Start of DATA SECTION

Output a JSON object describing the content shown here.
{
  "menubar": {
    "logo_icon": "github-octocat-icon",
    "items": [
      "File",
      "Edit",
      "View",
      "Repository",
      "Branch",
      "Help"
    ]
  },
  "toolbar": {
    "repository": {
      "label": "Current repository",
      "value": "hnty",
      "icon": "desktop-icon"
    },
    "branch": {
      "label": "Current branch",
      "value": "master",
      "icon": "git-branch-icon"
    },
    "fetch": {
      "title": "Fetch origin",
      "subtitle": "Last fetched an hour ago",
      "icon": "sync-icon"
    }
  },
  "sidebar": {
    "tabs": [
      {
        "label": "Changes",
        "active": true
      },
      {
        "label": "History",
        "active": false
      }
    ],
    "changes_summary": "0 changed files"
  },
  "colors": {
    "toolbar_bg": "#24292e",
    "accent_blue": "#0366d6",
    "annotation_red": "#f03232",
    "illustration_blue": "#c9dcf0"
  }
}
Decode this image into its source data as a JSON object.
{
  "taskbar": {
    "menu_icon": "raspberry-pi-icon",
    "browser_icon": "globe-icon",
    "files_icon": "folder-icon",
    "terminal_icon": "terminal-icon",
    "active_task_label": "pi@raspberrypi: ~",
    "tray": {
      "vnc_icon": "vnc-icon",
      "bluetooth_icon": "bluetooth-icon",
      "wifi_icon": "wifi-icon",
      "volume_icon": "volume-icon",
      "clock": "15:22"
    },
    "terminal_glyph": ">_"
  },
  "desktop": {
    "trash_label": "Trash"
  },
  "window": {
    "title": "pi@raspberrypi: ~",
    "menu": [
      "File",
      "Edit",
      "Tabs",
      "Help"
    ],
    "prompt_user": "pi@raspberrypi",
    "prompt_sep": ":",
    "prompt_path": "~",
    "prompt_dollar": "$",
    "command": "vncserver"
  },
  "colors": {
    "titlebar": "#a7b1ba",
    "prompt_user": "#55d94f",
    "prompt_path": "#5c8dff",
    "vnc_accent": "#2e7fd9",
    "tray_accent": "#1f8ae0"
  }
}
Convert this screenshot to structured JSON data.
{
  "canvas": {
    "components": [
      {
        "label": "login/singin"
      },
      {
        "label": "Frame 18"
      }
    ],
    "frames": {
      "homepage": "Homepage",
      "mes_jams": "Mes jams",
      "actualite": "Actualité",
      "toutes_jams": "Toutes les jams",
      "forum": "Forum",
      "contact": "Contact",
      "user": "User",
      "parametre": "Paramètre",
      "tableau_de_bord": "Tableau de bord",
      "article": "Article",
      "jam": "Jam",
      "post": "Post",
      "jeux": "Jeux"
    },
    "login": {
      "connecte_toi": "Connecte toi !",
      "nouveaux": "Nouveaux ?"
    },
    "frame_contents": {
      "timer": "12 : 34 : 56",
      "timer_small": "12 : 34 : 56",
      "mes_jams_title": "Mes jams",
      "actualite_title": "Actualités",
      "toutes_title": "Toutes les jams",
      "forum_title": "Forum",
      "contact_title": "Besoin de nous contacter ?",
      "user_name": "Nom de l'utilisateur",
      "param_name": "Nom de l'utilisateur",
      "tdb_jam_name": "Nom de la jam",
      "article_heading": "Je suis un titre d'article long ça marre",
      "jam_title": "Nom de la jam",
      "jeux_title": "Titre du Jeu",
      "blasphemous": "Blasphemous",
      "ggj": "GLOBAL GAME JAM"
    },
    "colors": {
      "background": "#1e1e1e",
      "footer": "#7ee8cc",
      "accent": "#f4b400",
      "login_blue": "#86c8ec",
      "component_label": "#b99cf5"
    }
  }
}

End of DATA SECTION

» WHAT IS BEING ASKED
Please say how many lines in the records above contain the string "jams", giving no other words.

» SOLUTION
4